Useful And Fantastic: Doing Something To Stop Roadkill
Val Yule is concerned about the slaughter of animals by speeding vehicles.
Roadkill is driving some species towards extinction all over the world. There are too many cars and trucks on many more roads than before that go through their habitats.
Tunnels and overheads to enable animals to safely cross roads are used in some places. This can help a little at locations where many animals get run over, but does not solve the problem.
At present some people may try to save the wounded and the infant animals whose mothers are squashed, but that is kindness too late.
A British man eats road-kill as his way of preventing waste, and there are American recipe books which feature roadkill.
But we could do something to prevent roadkill instead of taking it as a fact of life/death. A speed-limit of forty miles per hour at night and dusk in wild-life country would help. Slower driving through bushland could prevent many deaths.
A campaign could make people feel shameful for boasting about how many creatures they had killed during a single trip.
People could put ribbons and flowers at places where animals have been killed.
"Of Tasmanian roadkill, 70 per cent are hit in roadkill blackspots, which only exist on small sections of the road," said scientist Alistair Hobday.
We could ask for inventions. For example, a form of warning for animals that a car or truck is coming.
Ten minutes on Google can find you a whole lot of sensitive and insensitive things done and thought about roadkill.
Merritt Clifton, editor of Animal People Newspaper, estimated that the following animals are being killed annually by motor vehicles in the United States:
41 million squirrels
26 million cats
22 million rats
19 million opossums
15 million raccoons
6 million dogs
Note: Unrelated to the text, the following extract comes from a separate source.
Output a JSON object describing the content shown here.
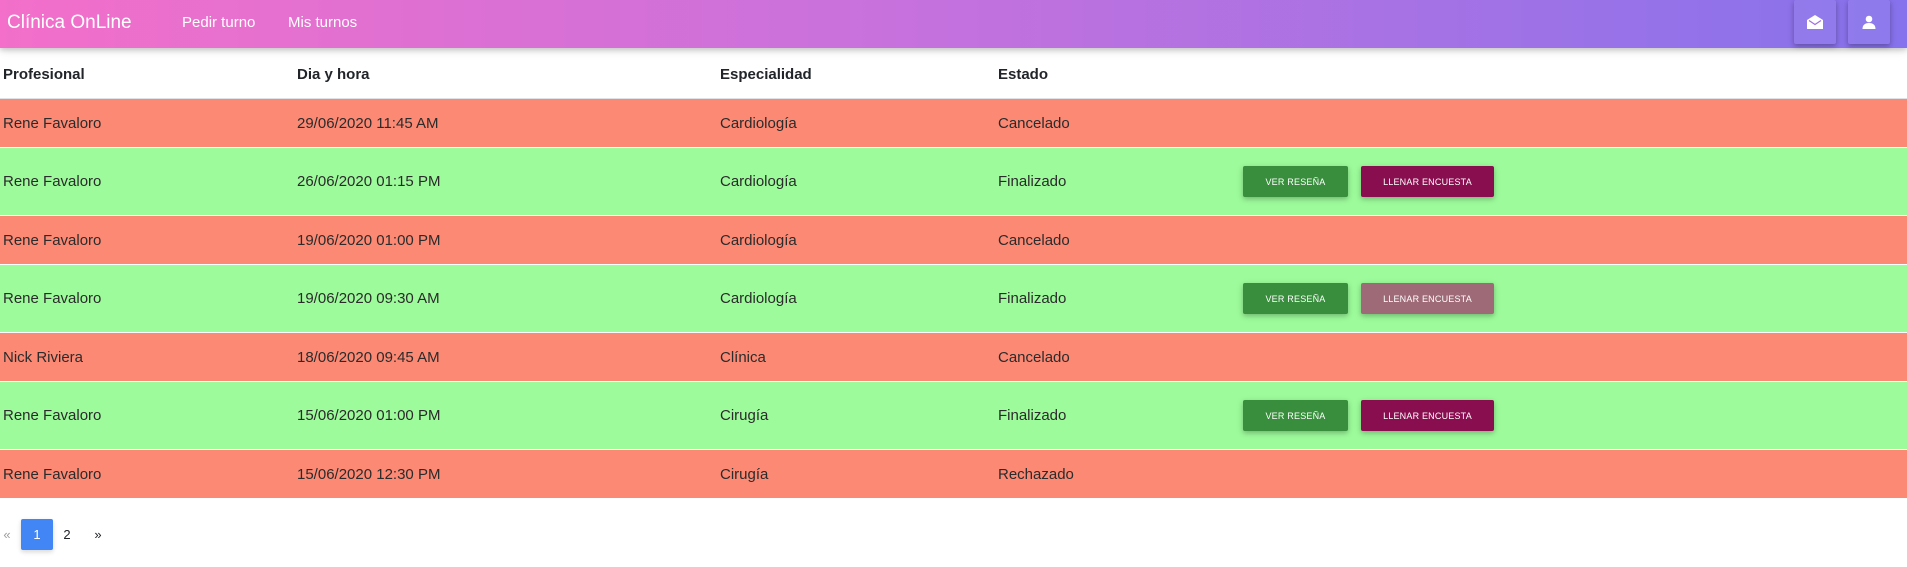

An average of one wild creature is killed on Tasmania's roads every two minutes. claims claims scientist Dr Alistair Hobday.
"Pretty much everything that lives in Tasmania, we've seen dead on the road.''
"Nearly 300,000 animals are killed on Tasmanian roads every year. Among them, 4000 Tasmanian devils - about 5 per cent of a population already being dying from an infectious cancer," claimed Michelle Paine back in November, 2008.